Michael and I were living parallel lives, raising our children with special needs – he, with Liel and me, with Akiva. Together with his wife Leora and their two other children, Idan and Sapir, they faced not insignificant challenges, coping as they did with Liel’s heart issues and surgeries, as well as a diagnosis of autism and other developmental stuff.

When we imagine ourselves as parents, we usually picture the ordinary and honorable badges of parenthood – sleepless nights, terrible twos, parent-teacher conferences, and the gloomy teen years – combined with those imagined moments of parental pleasure and maybe standing under the chuppa (marriage canopy) one day. Even the smaller things like “not becoming a doctor,” or “won’t be an A-student,” are mercifully forgotten in the face of an infant’s beauty, a child’s innocence and an older kid’s maturation and social success.

As for the really scary stuff, like disability and special needs, emotional stress and mental instability, chronic illness and worse, death, we push it away, hoping it won’t come knocking on our door. Who wouldn’t? We’re not stupid of course, we’re human, and we put those scary thoughts away unless we absolutely need to deal with them.

Michael’s daughter, Liel, died on Monday night at age 15.5, after a major seizure a few days earlier. A tragic and relatively rare occurrence, it happens, and like all things related to epilepsy is little understood and not completely preventable.

I was speaking with someone today about her death and they started to say, “well…” and I interrupted them and said, “don’t say anything about how the family’s life will be easier because of her death.” Maybe on the outside it will seem so – no long trips back and forth to Nahariya each week to pick up Liel and bring her home for Shabbat, less laundry, less finding childcare when you want to go out for dinner or take a vacation, less doctor visits and social services follow-up – I can go on and on and on, but there will be no ease, certainly not initially. The hole dug into one’s innards, into one’s kishkes, by a child with special needs such as Liel’s, the hole dug by her presence, by her needs, by her life, by her smiles and hugs is probably deeper and more complex in its structure than any other hole dug – I would say – even by the two other children in the family.

And that takes nothing away from one’s other children. Nothing. I fiercely love my two big boys – each of my children occupies an important place in my life, in our lives as parents but Akiva has a particular hold on me, for better and for worse. Liel’s absence will be huge, for her parents, and her siblings too, who must not be forgotten, especially in this early period of grief. And that hole is an amazing hole, filled as it is with years of hard work and devotion, love and laughter, fear and resentment, guilt and amazement. It’s an abyss really, that will take time and healing to soften its edges and fill its gaping interior.
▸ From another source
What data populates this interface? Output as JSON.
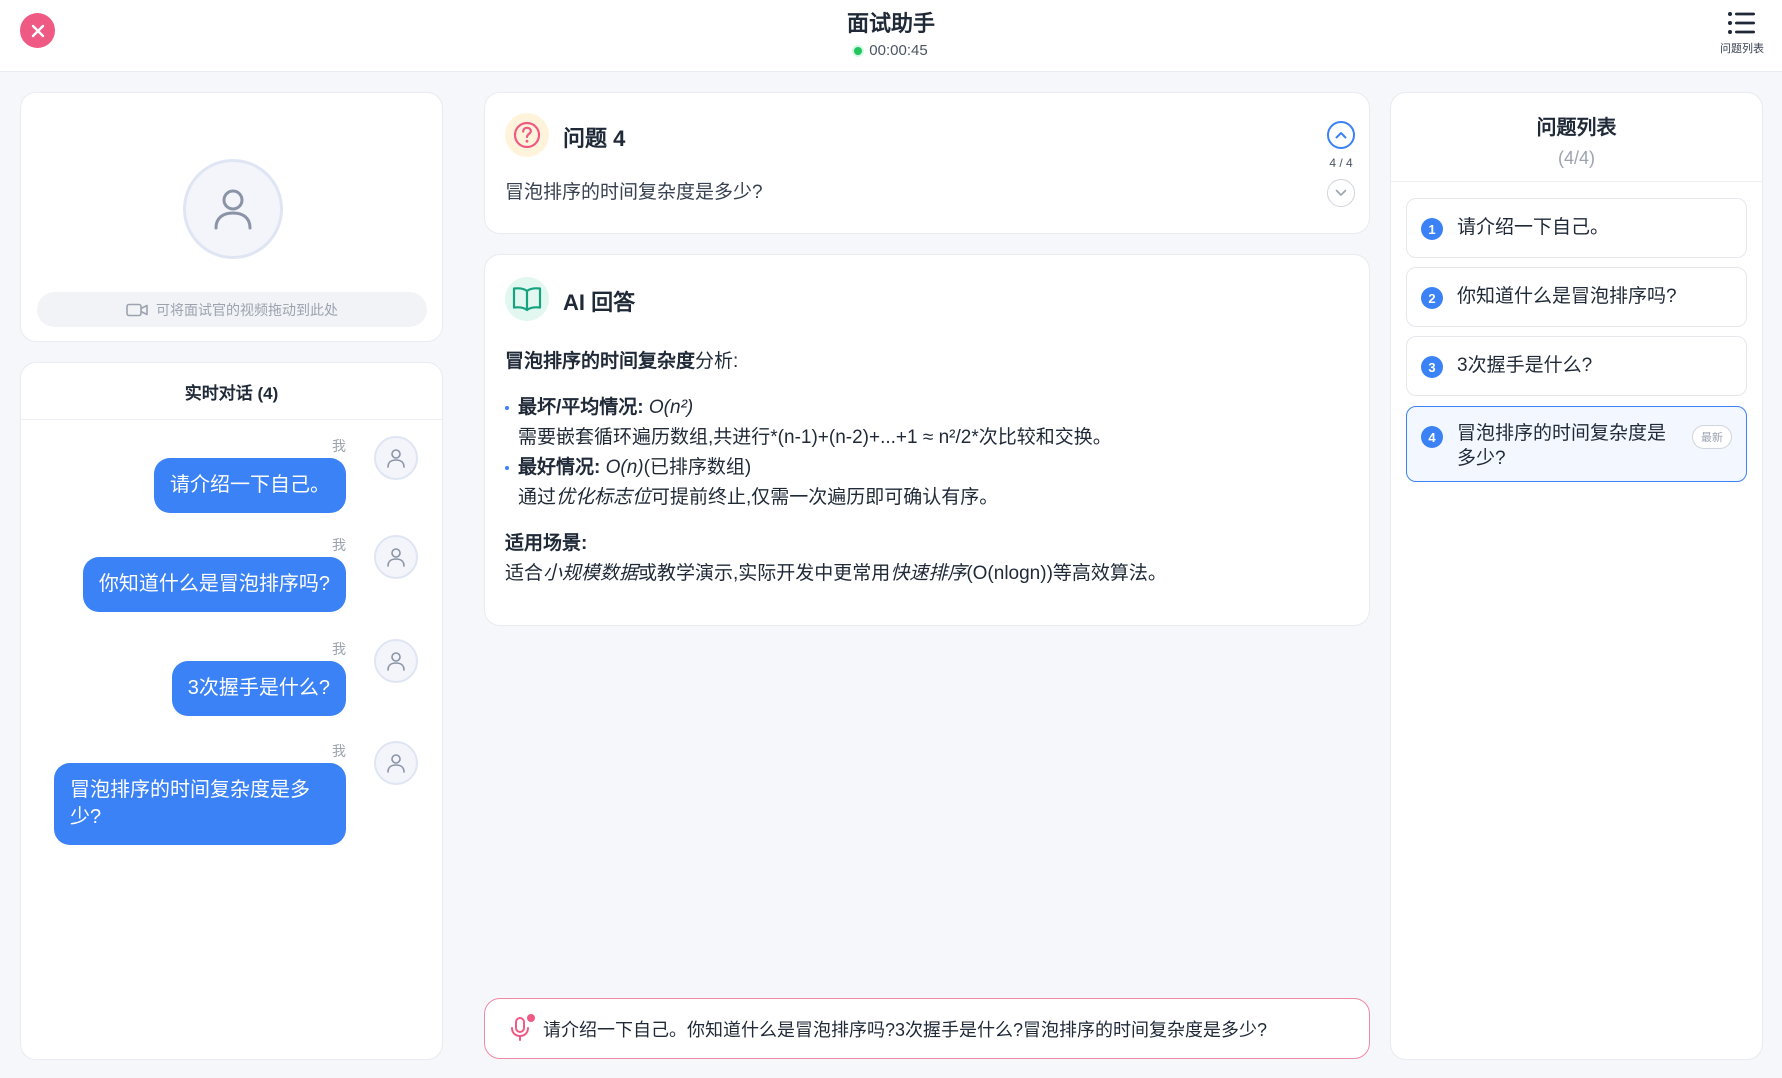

We’re not promised a rose garden when we decide to parent. Sometimes it’s messy, really messy but that doesn’t mean we still can’t be grateful for the chance to do it and do it the best we can. Gratitude is such an important emotion, even at a desperately sad time such as this. I’m sad for Michael and Leora, and for Liel’s siblings, Idan and Sapir. I’m sad for me because Liel’s death makes me think about Akiva’s future and that’s another hole that gapes open, wide and frighteningly. Hopefully, we’ll always fill it with love, laughter, good health and pride in all of his achievements.

May her memory always be for a blessing.
מן השמים תנוחמו

By Beth Steinberg, Shutaf Co-Founder